(Component data from apps and pages)
----------
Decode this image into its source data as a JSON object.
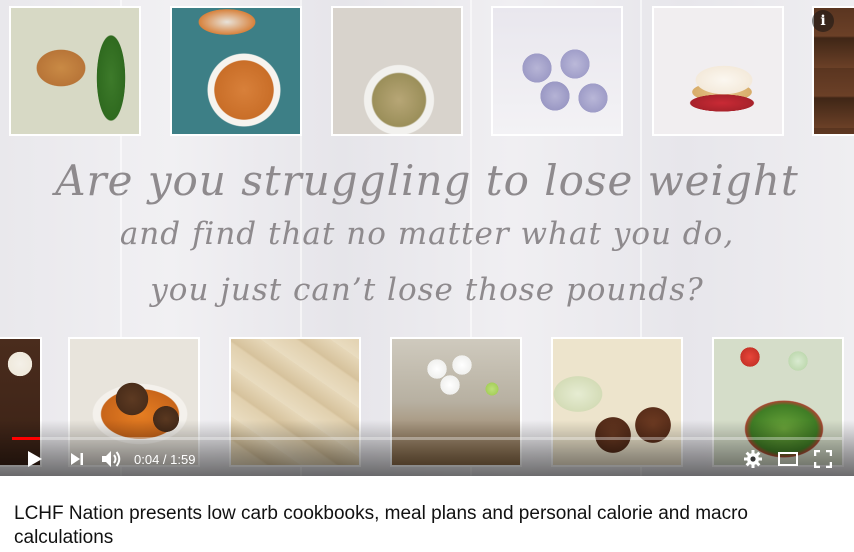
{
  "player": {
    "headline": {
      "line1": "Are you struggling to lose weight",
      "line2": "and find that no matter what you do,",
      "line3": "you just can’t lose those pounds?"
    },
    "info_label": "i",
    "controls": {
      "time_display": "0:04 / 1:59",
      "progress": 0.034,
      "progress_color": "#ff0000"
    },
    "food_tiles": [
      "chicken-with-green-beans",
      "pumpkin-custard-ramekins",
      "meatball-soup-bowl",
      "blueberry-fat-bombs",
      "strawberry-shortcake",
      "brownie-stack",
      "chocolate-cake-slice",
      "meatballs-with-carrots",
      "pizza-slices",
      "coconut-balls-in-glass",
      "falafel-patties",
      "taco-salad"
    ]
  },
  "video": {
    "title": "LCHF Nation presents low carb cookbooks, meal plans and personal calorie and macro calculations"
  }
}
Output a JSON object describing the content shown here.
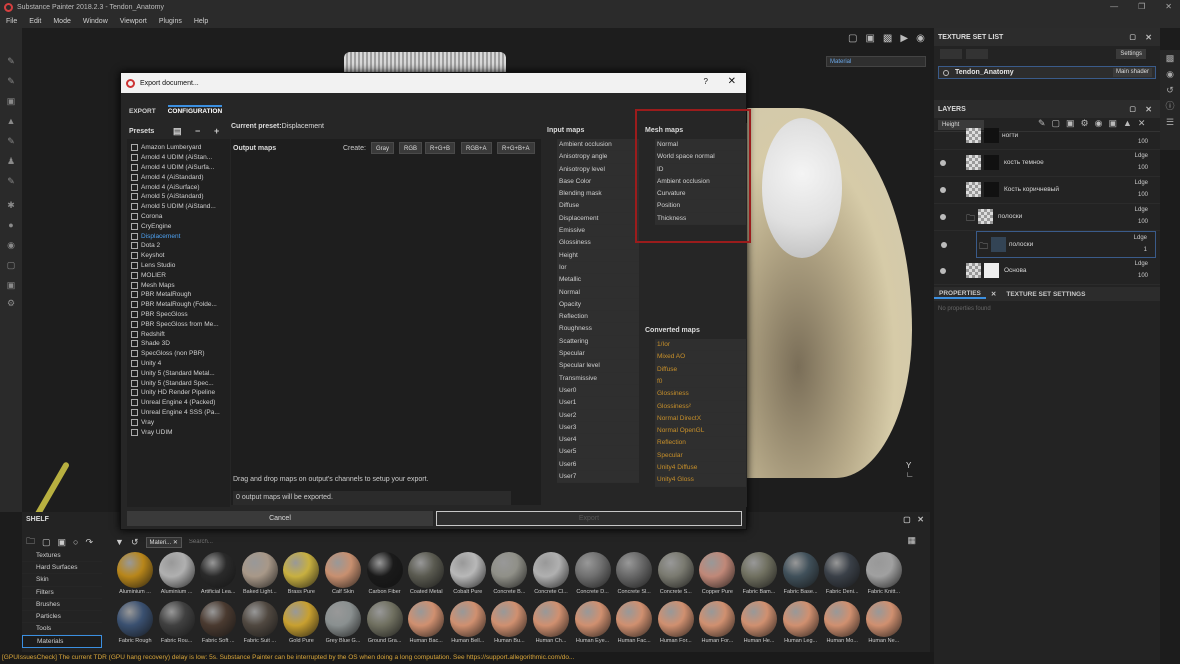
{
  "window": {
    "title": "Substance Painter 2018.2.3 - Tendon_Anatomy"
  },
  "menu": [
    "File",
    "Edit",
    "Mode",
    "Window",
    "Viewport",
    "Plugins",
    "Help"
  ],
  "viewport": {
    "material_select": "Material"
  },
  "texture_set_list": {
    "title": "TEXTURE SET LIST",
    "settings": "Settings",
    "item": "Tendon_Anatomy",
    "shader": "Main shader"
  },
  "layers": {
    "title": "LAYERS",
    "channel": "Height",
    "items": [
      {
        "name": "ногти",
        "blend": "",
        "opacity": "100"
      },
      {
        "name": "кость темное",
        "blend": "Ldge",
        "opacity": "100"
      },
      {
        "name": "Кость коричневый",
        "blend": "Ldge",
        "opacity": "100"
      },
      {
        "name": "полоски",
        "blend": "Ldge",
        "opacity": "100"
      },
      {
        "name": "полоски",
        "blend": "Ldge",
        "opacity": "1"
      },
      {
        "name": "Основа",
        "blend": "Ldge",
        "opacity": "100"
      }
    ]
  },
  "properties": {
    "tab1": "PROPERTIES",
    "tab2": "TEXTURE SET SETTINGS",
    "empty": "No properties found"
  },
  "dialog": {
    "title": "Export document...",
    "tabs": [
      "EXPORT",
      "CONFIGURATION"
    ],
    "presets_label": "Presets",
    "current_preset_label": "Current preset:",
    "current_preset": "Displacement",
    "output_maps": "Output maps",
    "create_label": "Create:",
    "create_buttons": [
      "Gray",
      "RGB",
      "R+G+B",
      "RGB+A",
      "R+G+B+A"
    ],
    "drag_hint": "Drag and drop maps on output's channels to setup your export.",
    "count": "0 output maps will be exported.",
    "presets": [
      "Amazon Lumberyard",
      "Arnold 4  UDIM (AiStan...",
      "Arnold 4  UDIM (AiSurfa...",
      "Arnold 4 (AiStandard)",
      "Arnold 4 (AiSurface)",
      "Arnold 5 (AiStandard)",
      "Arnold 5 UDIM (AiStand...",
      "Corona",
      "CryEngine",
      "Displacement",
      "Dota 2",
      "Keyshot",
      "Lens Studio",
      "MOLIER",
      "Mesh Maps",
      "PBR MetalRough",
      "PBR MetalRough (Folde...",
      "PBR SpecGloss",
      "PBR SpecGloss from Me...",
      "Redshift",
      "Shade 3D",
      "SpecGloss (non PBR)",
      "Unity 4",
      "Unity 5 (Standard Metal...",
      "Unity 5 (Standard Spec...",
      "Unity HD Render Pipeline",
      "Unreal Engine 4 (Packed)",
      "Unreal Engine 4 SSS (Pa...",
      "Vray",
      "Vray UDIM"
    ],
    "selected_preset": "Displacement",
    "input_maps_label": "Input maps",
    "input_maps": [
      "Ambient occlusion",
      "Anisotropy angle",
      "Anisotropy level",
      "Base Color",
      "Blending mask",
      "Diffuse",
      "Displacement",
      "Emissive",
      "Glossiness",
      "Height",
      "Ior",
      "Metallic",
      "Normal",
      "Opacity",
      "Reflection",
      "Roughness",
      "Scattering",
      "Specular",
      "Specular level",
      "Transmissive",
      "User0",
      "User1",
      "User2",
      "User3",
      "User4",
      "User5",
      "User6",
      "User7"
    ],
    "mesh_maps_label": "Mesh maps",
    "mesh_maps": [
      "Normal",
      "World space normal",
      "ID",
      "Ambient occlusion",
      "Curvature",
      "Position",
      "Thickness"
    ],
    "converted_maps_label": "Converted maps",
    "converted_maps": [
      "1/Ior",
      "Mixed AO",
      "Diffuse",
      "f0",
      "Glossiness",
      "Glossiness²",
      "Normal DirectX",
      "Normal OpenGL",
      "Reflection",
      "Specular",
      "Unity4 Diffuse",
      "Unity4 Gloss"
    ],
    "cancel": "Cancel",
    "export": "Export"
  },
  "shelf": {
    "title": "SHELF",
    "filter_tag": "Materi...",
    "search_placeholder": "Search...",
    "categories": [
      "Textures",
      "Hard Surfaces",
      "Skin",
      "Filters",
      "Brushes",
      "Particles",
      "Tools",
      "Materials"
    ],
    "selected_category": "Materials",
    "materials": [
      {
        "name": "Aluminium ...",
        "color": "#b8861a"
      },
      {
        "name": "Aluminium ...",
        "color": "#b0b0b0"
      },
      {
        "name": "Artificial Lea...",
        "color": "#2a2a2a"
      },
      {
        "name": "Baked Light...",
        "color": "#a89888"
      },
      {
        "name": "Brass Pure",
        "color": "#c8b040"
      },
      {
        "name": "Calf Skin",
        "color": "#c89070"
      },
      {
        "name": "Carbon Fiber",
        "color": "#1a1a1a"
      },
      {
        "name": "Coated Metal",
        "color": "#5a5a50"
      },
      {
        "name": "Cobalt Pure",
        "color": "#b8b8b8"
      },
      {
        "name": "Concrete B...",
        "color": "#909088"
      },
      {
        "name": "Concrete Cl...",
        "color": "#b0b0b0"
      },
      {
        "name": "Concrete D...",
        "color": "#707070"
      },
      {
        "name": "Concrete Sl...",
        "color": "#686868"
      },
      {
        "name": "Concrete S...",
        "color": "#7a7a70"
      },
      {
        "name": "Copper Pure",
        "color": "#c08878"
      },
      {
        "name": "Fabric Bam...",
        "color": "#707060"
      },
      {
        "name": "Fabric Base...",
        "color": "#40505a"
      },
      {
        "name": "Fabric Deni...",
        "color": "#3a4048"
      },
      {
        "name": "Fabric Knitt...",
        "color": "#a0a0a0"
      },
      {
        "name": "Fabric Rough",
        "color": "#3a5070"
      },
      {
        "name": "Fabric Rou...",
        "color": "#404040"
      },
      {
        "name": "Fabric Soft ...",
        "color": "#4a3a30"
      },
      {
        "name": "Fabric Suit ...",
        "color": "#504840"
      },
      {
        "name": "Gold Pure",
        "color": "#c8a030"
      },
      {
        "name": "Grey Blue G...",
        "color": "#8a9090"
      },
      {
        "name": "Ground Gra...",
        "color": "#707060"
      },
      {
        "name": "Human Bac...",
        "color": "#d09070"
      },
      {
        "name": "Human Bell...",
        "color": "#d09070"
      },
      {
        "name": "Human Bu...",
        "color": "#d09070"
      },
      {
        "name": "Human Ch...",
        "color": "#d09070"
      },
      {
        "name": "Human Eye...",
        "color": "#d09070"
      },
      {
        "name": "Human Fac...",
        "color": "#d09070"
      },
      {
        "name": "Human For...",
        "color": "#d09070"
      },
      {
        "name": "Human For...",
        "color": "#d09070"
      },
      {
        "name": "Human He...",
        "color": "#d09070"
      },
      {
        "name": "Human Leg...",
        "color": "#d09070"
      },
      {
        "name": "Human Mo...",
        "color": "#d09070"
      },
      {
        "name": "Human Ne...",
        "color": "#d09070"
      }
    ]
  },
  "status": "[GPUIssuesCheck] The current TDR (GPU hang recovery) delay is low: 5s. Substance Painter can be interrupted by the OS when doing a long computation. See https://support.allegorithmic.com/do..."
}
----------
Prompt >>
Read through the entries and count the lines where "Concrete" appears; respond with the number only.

Answer below >>
5